*** Opening of Record extracts ***

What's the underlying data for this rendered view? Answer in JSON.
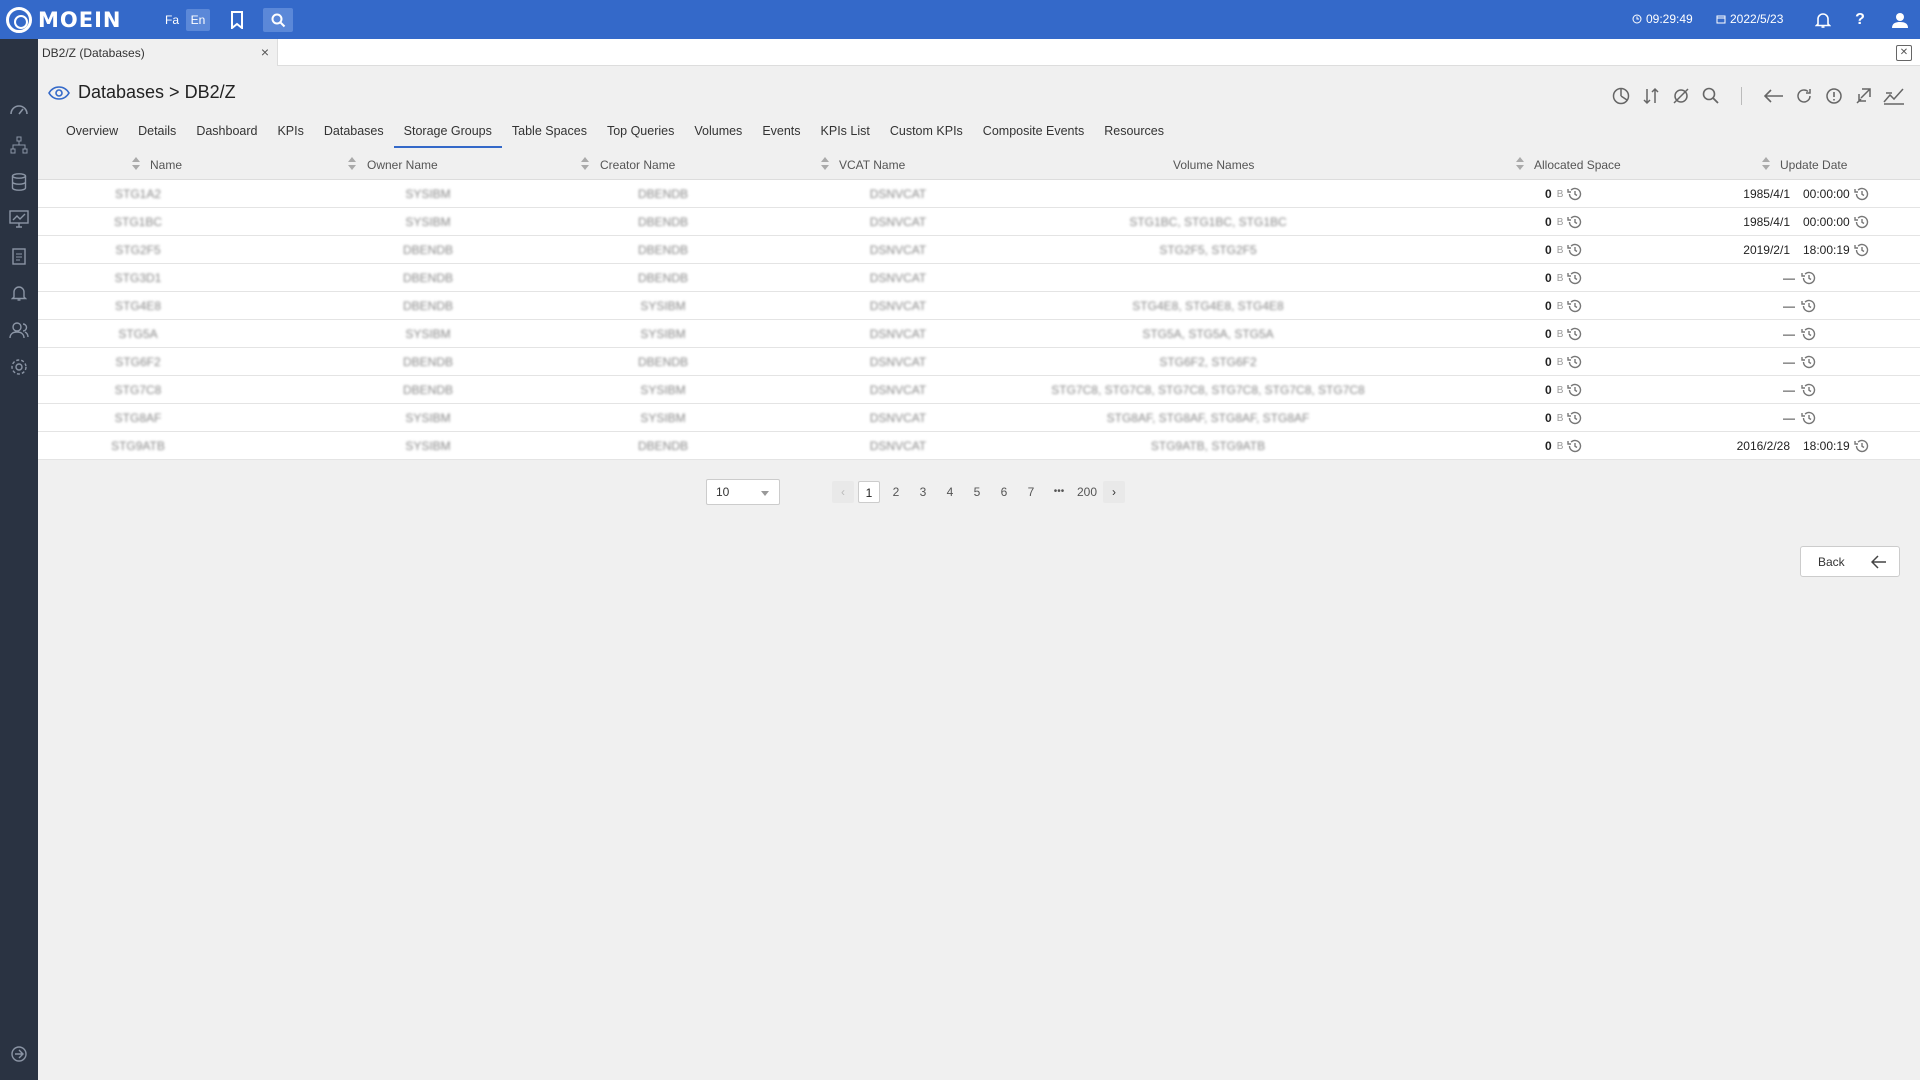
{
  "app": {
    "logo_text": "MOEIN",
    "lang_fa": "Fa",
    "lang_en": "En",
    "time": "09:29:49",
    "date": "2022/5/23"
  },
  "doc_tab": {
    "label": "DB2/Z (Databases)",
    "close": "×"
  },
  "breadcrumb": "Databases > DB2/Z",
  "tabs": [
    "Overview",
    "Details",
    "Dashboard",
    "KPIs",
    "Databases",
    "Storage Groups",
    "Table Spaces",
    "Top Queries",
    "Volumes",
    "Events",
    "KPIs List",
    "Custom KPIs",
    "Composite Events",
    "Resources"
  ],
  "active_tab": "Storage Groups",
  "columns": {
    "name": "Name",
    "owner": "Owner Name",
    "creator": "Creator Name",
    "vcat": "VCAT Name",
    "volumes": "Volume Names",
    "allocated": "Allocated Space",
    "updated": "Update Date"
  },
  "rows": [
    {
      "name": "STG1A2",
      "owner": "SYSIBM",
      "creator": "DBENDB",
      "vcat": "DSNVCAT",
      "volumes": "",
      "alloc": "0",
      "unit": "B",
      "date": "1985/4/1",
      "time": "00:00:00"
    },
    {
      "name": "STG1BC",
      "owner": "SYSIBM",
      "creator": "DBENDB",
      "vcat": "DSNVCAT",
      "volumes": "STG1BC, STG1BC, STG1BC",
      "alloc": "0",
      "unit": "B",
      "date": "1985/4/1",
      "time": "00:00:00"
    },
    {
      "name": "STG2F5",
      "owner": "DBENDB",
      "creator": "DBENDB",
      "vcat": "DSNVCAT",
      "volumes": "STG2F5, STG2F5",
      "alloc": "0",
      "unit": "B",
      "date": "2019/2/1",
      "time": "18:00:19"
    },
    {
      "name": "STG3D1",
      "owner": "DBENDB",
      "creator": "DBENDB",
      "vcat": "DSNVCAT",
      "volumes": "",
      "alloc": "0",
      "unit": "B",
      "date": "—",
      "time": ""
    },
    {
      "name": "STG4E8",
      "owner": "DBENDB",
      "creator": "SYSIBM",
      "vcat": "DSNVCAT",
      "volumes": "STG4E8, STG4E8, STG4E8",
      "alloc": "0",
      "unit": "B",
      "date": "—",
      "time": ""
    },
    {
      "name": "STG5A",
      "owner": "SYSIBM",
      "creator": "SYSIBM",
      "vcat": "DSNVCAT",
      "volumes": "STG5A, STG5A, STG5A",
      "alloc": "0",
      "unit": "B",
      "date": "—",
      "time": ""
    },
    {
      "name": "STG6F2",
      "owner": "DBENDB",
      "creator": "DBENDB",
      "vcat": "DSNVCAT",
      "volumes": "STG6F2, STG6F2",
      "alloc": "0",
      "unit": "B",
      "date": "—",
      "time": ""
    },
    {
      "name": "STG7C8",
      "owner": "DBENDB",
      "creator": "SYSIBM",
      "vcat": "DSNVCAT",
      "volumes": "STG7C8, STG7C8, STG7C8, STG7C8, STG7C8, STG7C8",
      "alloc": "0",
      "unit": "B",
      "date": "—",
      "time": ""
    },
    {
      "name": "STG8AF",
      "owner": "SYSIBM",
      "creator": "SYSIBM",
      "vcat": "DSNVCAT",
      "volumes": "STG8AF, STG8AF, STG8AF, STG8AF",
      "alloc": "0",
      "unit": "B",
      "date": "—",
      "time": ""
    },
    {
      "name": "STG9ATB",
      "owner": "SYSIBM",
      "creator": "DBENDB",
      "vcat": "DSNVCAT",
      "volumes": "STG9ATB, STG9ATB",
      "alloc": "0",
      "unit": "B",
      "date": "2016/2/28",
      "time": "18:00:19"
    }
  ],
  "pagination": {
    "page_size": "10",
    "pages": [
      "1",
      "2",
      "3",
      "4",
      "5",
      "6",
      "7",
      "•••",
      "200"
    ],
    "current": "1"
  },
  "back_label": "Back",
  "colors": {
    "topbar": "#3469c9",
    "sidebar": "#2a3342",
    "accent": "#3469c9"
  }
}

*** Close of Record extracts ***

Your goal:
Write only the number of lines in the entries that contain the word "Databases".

Reply to the exercise:
3